The Department of Justice (DOJ) has also been ramping up to better focus on Boards meeting their fiduciary obligations in guarding against corporate wrongdoing. Its Fraud Section published “Evaluation of Corporate Compliance Programs” as guidance for compliance officers on how the adequacy of their companies’ compliance programs is evaluated by prosecutors.   They laid out a series of questions prosecutors are likely to ask in evaluating the effectiveness of compliance programs. The following highlights questions that relate to Board involvement in compliance oversight.

  • What compliance expertise does the Board have or not have to meet its fiduciary obligations?
  • How frequently does the Board meet with the compliance officer and outside experts (auditors and consultants) outside the presence of management?
  • What information does the Board receive to assist it in its compliance oversight?
  • How does the Board evaluate the compliance program effectiveness?
  • How does the Board determine resources necessary for the operation and management of the compliance program?
  • How have management and the Board followed up on identified potential problems?

Tips and suggestions for compliance officers

Compliance officers should:

  • educate the Board on its fiduciary obligations and personal consequences for not meeting them;
  • meet with the Board regularly, including in executive session without management presence;
  • ensure that the Board receives all types of relevant audit findings and remediation progress reports on a regular basis;
  • urge the Board to include one or more members who are “compliance literate” to assist in evaluating compliance program effectiveness and be able to ask the right questions; and
  • engage compliance experts to assess the program before encountering the DOJ and OIG and use results to brief the Board evidencing they are providing active compliance oversight.

Richard P. Kusserow served as DHHS Inspector General for 11 years.
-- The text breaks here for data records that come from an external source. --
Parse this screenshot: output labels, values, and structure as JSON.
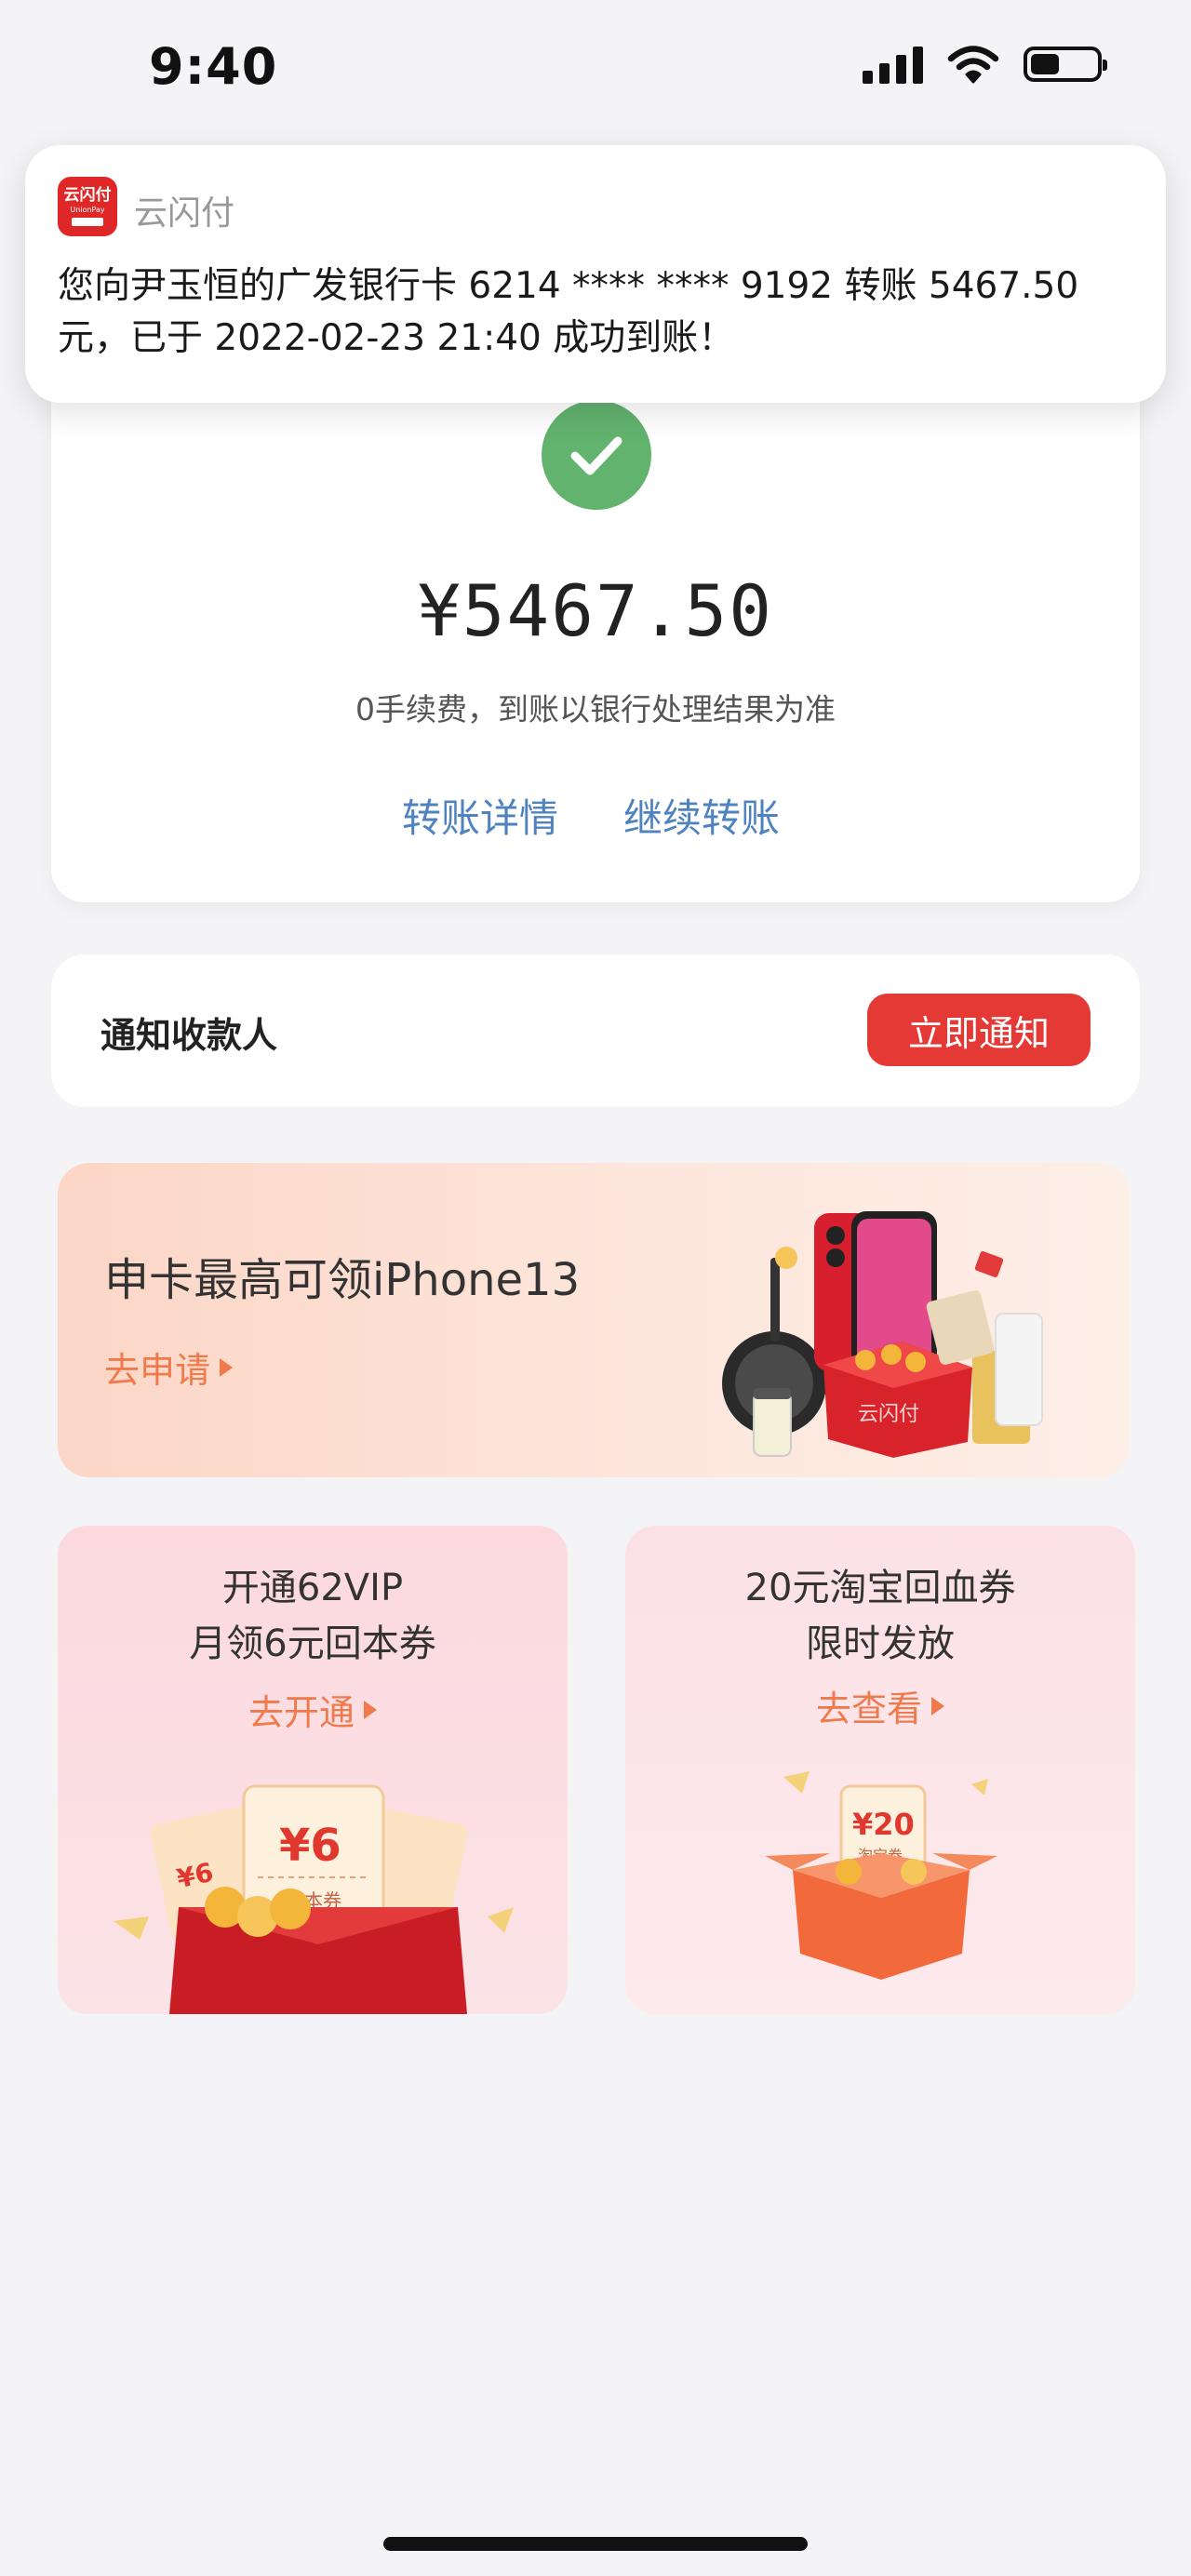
{
  "status_bar": {
    "time": "9:40"
  },
  "notification": {
    "app_name": "云闪付",
    "app_icon_text": "云闪付",
    "app_icon_sub": "UnionPay",
    "message": "您向尹玉恒的广发银行卡 6214 **** **** 9192 转账 5467.50 元，已于 2022-02-23 21:40 成功到账！"
  },
  "result": {
    "amount": "¥5467.50",
    "fee_note": "0手续费，到账以银行处理结果为准",
    "detail_link": "转账详情",
    "continue_link": "继续转账",
    "success_color": "#62b36e"
  },
  "notify_payee": {
    "label": "通知收款人",
    "button": "立即通知",
    "button_color": "#e53935"
  },
  "promo_banner": {
    "title": "申卡最高可领iPhone13",
    "cta": "去申请",
    "gift_box_label": "云闪付"
  },
  "vip_card": {
    "line1": "开通62VIP",
    "line2": "月领6元回本券",
    "cta": "去开通",
    "coupon_value": "¥6",
    "coupon_side": "¥6",
    "coupon_label": "回本券"
  },
  "taobao_card": {
    "line1": "20元淘宝回血券",
    "line2": "限时发放",
    "cta": "去查看",
    "coupon_value": "¥20",
    "coupon_label": "淘宝券"
  },
  "accent_color": "#f07a4c"
}
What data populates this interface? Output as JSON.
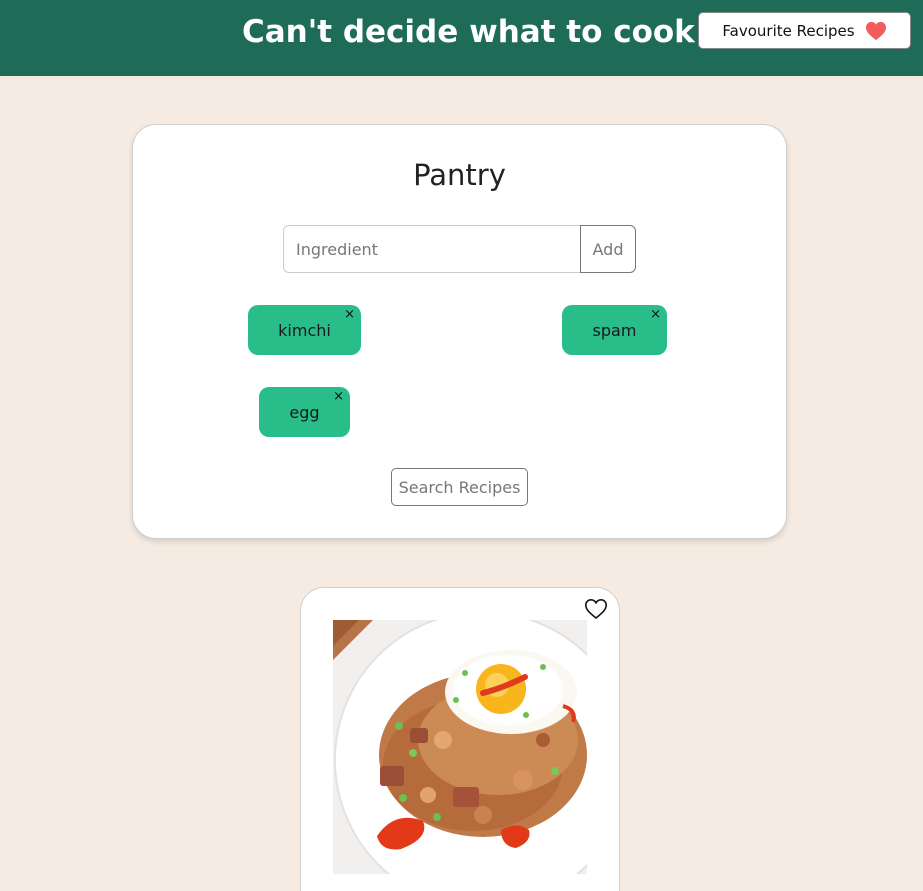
{
  "header": {
    "title": "Can't decide what to cook ?",
    "favourites_label": "Favourite Recipes",
    "favourites_icon": "heart-icon",
    "heart_color": "#f25c5c",
    "bg_color": "#1e6b58"
  },
  "pantry": {
    "title": "Pantry",
    "input_placeholder": "Ingredient",
    "input_value": "",
    "add_label": "Add",
    "ingredients": [
      {
        "label": "kimchi",
        "remove": "×"
      },
      {
        "label": "spam",
        "remove": "×"
      },
      {
        "label": "egg",
        "remove": "×"
      }
    ],
    "chip_color": "#28bd89",
    "search_label": "Search Recipes"
  },
  "results": {
    "recipes": [
      {
        "image": "fried-rice-photo",
        "favourite_icon": "heart-outline-icon"
      }
    ]
  }
}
He currently is CEO of Strategic Management Services, LLC (SM), a firm that has assisted more than 3,000 organizations and entities with compliance related matters. The SM sister company, CRC, provides a wide range of compliance tools including sanction-screening.

Connect with Richard Kusserow on Google+ or LinkedIn.

Subscribe to the Kusserow on Compliance Newsletter

Copyright © 2017 Strategic Management Services, LLC. Published with permission.